It is recommended that students intending to follow the HPS option take Hum/HPS/H 10 "Introduction to History of Science" as one of their Freshman humanities courses.
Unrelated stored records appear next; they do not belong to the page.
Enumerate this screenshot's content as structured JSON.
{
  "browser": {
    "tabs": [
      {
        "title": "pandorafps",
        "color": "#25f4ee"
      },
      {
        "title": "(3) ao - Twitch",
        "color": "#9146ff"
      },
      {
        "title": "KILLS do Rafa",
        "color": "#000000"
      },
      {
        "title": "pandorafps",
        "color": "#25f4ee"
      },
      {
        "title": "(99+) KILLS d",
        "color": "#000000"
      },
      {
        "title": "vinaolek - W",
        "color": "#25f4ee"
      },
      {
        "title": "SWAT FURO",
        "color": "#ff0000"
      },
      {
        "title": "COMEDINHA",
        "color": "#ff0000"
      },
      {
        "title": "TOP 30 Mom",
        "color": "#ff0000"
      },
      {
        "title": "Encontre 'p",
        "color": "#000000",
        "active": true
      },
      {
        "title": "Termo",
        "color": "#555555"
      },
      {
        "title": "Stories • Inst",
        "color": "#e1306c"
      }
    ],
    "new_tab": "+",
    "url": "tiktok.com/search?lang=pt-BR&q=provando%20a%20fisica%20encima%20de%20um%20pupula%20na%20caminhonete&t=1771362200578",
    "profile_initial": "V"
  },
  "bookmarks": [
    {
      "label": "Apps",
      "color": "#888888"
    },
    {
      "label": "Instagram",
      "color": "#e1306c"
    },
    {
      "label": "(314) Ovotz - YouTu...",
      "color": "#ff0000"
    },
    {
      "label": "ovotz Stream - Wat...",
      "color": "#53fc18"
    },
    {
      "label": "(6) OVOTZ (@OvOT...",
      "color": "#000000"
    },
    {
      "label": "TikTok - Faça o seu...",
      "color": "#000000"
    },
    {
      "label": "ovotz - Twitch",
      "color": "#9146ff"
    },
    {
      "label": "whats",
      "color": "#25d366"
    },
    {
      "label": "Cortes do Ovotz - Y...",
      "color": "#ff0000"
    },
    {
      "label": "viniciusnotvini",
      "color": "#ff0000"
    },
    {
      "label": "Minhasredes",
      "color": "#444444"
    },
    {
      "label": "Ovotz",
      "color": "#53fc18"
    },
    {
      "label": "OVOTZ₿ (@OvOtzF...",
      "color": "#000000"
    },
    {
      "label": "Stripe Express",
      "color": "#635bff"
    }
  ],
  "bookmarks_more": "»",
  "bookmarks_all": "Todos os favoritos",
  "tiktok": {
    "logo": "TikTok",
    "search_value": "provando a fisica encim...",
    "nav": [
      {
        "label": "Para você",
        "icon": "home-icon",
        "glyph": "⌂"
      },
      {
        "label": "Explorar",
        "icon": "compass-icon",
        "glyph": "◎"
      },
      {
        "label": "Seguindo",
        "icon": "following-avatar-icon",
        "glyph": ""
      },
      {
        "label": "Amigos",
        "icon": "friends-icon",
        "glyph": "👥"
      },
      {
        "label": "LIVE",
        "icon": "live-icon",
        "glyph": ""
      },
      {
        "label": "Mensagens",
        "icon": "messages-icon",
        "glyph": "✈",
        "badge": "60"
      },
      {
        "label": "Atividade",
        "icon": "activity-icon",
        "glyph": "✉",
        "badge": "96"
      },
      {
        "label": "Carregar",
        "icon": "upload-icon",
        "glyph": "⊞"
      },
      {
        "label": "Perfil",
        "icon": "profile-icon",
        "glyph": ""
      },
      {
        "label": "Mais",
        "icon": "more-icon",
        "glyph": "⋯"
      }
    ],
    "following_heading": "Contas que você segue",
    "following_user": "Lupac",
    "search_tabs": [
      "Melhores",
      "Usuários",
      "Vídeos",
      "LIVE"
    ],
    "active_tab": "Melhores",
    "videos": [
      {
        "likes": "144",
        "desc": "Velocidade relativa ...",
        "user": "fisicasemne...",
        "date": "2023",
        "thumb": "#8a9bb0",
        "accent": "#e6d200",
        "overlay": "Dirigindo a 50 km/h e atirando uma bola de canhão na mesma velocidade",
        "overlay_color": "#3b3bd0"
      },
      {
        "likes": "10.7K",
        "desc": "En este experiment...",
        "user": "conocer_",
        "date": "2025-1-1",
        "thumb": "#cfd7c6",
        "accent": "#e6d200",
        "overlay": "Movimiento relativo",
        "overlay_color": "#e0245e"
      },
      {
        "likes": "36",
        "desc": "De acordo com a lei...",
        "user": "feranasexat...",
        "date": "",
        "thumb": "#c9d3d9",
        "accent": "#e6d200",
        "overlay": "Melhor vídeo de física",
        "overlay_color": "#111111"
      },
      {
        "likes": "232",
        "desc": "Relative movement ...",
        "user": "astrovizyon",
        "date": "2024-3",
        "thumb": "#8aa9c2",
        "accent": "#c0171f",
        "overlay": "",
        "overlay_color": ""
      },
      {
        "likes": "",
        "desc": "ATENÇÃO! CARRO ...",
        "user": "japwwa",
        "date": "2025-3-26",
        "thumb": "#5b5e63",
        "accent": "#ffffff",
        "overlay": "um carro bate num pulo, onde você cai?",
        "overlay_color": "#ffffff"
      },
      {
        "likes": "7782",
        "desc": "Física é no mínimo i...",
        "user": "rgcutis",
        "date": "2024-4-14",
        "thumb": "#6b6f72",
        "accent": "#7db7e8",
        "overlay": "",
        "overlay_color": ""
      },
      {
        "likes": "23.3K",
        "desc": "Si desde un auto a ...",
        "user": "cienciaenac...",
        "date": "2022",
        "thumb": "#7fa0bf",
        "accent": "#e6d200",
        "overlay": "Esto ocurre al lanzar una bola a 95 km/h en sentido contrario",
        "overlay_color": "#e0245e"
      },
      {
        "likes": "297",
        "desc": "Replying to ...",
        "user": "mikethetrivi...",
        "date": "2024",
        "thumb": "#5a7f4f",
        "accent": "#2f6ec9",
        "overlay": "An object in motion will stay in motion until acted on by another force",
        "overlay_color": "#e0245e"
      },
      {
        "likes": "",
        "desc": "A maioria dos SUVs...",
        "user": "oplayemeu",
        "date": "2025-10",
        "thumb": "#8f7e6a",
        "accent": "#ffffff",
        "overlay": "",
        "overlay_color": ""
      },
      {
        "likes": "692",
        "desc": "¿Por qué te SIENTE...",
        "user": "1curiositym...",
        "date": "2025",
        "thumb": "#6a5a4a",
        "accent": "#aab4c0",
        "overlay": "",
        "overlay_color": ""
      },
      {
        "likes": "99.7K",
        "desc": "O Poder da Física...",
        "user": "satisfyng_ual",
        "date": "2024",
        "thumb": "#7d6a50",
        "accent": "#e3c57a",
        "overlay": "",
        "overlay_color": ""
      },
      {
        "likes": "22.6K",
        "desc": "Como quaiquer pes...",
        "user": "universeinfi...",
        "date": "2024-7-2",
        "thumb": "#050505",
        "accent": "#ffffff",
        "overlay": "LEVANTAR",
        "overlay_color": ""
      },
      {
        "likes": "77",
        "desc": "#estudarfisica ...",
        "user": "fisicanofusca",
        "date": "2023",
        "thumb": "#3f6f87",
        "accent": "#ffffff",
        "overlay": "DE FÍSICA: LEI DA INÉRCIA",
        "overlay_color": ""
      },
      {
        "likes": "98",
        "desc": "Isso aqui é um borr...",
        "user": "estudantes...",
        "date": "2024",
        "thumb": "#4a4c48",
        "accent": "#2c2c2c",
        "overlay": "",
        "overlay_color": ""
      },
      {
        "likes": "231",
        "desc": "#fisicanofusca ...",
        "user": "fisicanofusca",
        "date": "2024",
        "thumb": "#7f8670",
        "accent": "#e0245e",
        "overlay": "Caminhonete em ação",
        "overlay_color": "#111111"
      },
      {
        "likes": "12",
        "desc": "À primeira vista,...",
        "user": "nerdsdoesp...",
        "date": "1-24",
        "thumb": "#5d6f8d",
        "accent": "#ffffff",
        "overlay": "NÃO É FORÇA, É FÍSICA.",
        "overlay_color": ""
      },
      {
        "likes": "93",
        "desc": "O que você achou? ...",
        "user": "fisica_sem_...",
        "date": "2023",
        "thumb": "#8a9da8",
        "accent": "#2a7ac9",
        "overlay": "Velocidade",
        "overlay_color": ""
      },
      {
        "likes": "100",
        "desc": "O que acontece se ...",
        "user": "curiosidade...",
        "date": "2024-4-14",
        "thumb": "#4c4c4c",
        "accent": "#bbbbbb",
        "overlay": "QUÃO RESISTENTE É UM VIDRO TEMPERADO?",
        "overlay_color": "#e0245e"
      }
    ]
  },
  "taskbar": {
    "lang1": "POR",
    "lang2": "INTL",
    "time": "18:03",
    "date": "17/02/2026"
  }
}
Students making the decision to take this option in their sophomore year should take Hum/HPS/H 10 and HPS/Pl 120 "Introduction to Philosophy of Science" as early as possible in that year.
Units per term 1st 2nd 3rd Hum/H/HPS 10 Introduction to History of Science (if not taken in first year; otherwise, one additional HPS or elective)1. ..................... 9 - - HPS/PL 120 Introduction to Philosophy of Science. 9 - Advanced HPS/History ................ 9 HPS 103abc Lecture Series ...................... 1 1 1 Ma 2 ab Sophomore Mathematics (4-0-5) ....... 9 9 - Ph 2 ab Sophomore Physics (4-0-5) ........... 9 9 - Menu Course ......................... - - 9 Ec 11 or PS 12 Introductory Social Science ......... 9 Other Electives ..................... 9 18 27 --------------------- Total Units 46 46 46
HPS 103abc Lecture Series .................... 1 1 1 2 Advanced SES/History ............. 9 9 3 Advanced SES/Philosophy .......... 9 9 9 Science, Math, Engineering ......... 9 9 9 Advanced Social Science2. .......... 9 Other Electives .................... 18 18 18 ---------------------- Total Units 46 46 46
HPS 103abc Lecture Series ..................... 1 1 1 HPS 102ab Senior Research Tutorial3. ......... 9 12 12 Science, Math, Engineering ......... 9 9 9 Advanced Social Science2. .......... 9 Other Electives .................... 27 18 ------------------------ Total Units 46 46 46
Not all required courses are offered each term; students should consult the current catalog to determine which terms required courses are being offered, and should construct their course plan for the year accordingly.
It is recommended that students choose their advanced social science electives from among courses that will enlarge their perspective on topics related to HPS (for example, Ec 118, Ec/SS 128, Ec/SS 129, Ec/SS 130, PSY 101, PSY 115, PSY 125, PSY 130, PS 120, PS 121, PS 122, An 22, An 123).
HPS 102ab, the Senior Research Seminar, may be taken in any two consecutive terms in the Senior year. Students should co-ordinate with their HPS advisor in determining their course schedule.